Draw out every line with the word "Raggruppa" from the listing below.

(SOURCE INFORMATION begins)

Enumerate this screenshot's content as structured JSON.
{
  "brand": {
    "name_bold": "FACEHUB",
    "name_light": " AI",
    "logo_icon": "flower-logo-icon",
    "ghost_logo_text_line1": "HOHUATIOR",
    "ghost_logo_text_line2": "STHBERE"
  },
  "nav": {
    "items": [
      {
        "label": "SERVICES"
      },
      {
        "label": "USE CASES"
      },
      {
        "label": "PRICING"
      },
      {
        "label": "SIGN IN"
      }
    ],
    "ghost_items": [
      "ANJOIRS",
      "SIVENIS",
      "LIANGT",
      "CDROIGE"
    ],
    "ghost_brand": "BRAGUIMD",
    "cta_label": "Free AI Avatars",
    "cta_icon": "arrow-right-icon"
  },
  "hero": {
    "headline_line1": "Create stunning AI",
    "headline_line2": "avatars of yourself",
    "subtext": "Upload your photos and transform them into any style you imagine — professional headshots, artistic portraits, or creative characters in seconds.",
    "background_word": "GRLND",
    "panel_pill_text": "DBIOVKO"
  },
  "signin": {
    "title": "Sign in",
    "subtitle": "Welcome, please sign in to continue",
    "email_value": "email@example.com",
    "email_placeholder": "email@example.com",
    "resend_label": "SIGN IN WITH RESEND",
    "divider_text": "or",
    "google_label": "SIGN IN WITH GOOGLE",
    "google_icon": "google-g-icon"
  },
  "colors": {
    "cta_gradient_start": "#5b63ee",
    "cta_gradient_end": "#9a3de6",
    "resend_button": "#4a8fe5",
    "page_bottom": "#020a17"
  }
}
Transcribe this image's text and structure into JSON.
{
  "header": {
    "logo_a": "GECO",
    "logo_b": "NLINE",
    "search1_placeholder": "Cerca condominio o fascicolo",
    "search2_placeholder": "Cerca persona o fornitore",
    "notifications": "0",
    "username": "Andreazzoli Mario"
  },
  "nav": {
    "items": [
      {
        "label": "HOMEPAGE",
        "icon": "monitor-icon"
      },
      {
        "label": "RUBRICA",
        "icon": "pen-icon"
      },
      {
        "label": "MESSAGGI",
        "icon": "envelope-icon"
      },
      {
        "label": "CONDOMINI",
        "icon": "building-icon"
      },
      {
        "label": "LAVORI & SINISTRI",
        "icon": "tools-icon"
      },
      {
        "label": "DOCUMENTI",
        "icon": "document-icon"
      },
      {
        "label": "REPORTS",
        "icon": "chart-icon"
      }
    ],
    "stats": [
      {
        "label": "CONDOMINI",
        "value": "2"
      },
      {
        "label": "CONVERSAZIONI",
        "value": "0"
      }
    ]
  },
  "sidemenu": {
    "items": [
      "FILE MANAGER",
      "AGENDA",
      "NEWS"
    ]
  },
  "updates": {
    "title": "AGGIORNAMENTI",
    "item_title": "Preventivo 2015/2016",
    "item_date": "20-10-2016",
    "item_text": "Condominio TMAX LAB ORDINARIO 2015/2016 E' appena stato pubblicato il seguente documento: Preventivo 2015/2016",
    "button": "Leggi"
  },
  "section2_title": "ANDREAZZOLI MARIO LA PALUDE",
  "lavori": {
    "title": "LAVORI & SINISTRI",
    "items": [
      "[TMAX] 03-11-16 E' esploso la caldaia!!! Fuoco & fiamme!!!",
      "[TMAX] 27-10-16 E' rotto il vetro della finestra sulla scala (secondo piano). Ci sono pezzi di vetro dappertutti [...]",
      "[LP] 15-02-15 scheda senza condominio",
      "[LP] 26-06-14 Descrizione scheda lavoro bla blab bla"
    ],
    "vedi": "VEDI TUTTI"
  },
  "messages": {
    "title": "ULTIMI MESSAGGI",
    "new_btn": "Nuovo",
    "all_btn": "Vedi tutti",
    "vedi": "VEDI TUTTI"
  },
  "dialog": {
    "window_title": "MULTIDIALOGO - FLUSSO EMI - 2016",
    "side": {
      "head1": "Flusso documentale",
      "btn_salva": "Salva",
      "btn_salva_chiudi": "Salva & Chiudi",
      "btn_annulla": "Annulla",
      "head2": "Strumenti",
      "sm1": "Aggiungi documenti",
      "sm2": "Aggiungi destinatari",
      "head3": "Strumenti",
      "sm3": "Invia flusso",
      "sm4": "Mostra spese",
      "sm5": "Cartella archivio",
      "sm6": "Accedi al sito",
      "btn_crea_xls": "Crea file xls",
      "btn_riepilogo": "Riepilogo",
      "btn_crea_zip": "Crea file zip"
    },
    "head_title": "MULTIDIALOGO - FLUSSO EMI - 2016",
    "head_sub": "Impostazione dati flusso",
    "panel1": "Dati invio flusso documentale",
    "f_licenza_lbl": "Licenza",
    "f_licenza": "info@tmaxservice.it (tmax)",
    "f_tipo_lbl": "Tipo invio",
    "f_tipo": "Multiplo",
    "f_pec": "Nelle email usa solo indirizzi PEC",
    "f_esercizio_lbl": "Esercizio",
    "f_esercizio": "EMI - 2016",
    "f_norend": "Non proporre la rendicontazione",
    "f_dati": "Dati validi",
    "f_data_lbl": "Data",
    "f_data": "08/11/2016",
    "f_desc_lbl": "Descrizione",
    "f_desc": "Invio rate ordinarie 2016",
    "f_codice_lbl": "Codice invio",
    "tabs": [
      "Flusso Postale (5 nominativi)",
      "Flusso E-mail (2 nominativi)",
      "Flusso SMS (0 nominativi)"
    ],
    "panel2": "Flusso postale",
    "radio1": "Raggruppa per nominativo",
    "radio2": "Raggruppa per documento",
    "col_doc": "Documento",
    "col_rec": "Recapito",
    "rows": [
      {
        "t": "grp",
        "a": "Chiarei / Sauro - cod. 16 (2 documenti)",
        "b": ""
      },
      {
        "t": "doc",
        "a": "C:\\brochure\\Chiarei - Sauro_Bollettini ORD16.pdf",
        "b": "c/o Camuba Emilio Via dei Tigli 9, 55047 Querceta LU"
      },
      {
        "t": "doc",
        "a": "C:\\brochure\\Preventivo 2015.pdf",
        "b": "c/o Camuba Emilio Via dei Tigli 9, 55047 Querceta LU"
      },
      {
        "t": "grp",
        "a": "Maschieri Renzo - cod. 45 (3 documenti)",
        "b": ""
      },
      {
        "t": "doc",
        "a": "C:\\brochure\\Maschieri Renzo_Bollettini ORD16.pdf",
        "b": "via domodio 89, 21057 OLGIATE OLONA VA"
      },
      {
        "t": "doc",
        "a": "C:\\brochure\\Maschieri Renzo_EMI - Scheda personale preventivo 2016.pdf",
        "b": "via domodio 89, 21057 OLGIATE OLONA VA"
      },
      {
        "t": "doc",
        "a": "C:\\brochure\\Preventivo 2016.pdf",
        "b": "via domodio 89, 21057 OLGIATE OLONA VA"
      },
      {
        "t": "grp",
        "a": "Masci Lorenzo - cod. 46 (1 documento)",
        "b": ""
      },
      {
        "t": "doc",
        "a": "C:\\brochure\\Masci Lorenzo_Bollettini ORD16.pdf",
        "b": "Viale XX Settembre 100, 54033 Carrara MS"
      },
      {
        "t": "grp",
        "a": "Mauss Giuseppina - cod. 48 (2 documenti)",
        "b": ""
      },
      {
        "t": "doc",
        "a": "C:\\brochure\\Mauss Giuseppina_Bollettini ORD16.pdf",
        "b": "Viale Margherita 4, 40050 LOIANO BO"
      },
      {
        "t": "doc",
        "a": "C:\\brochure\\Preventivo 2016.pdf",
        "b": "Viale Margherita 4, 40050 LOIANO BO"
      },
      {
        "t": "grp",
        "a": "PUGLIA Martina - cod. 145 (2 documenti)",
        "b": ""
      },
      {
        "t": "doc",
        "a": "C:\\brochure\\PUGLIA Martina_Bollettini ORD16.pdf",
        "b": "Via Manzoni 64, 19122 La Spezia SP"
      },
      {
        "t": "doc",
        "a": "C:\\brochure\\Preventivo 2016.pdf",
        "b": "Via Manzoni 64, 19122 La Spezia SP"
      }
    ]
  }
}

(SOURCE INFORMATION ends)

_TASK OUTPUT:_
    "radio1": "Raggruppa per nominativo",
    "radio2": "Raggruppa per documento",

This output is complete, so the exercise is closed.